● Web page and app entries

:::::

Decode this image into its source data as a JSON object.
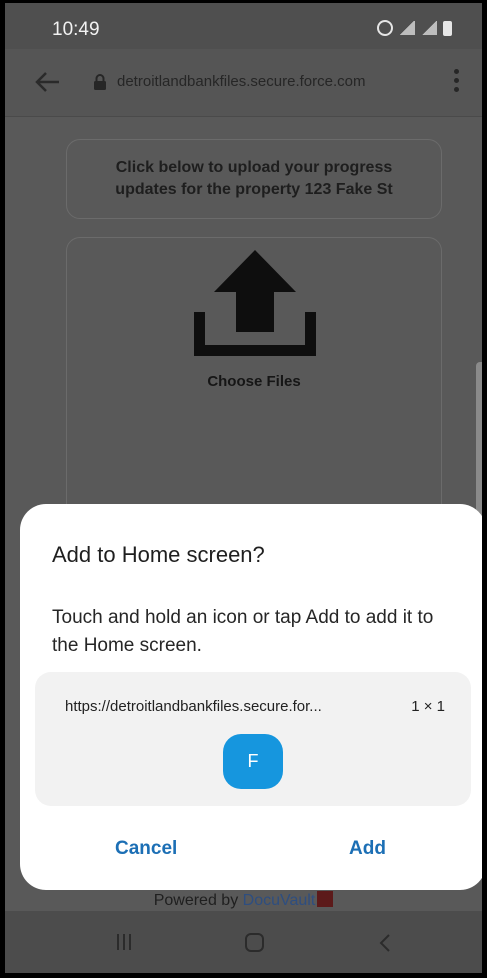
{
  "status_bar": {
    "time": "10:49"
  },
  "browser": {
    "url": "detroitlandbankfiles.secure.force.com"
  },
  "page": {
    "info_text_line1": "Click below to upload your progress",
    "info_text_line2": "updates for the property 123 Fake St",
    "choose_files_label": "Choose Files",
    "powered_by_prefix": "Powered by ",
    "powered_by_brand": "DocuVault"
  },
  "dialog": {
    "title": "Add to Home screen?",
    "message": "Touch and hold an icon or tap Add to add it to the Home screen.",
    "shortcut_url": "https://detroitlandbankfiles.secure.for...",
    "shortcut_size": "1 × 1",
    "shortcut_icon_letter": "F",
    "cancel_label": "Cancel",
    "add_label": "Add"
  },
  "colors": {
    "accent": "#1c6fb5",
    "shortcut_icon": "#1696de",
    "dim_overlay": "#595959"
  },
  "icons": {
    "back": "arrow-left-icon",
    "lock": "lock-icon",
    "menu": "more-vert-icon",
    "upload": "upload-icon",
    "nav_recents": "recents-icon",
    "nav_home": "home-icon",
    "nav_back": "chevron-left-icon"
  }
}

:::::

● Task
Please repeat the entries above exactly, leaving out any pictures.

● Expected output
Decode this image into its source data as a JSON object.
{
  "status_bar": {
    "time": "10:49"
  },
  "browser": {
    "url": "detroitlandbankfiles.secure.force.com"
  },
  "page": {
    "info_text_line1": "Click below to upload your progress",
    "info_text_line2": "updates for the property 123 Fake St",
    "choose_files_label": "Choose Files",
    "powered_by_prefix": "Powered by ",
    "powered_by_brand": "DocuVault"
  },
  "dialog": {
    "title": "Add to Home screen?",
    "message": "Touch and hold an icon or tap Add to add it to the Home screen.",
    "shortcut_url": "https://detroitlandbankfiles.secure.for...",
    "shortcut_size": "1 × 1",
    "shortcut_icon_letter": "F",
    "cancel_label": "Cancel",
    "add_label": "Add"
  },
  "colors": {
    "accent": "#1c6fb5",
    "shortcut_icon": "#1696de",
    "dim_overlay": "#595959"
  },
  "icons": {
    "back": "arrow-left-icon",
    "lock": "lock-icon",
    "menu": "more-vert-icon",
    "upload": "upload-icon",
    "nav_recents": "recents-icon",
    "nav_home": "home-icon",
    "nav_back": "chevron-left-icon"
  }
}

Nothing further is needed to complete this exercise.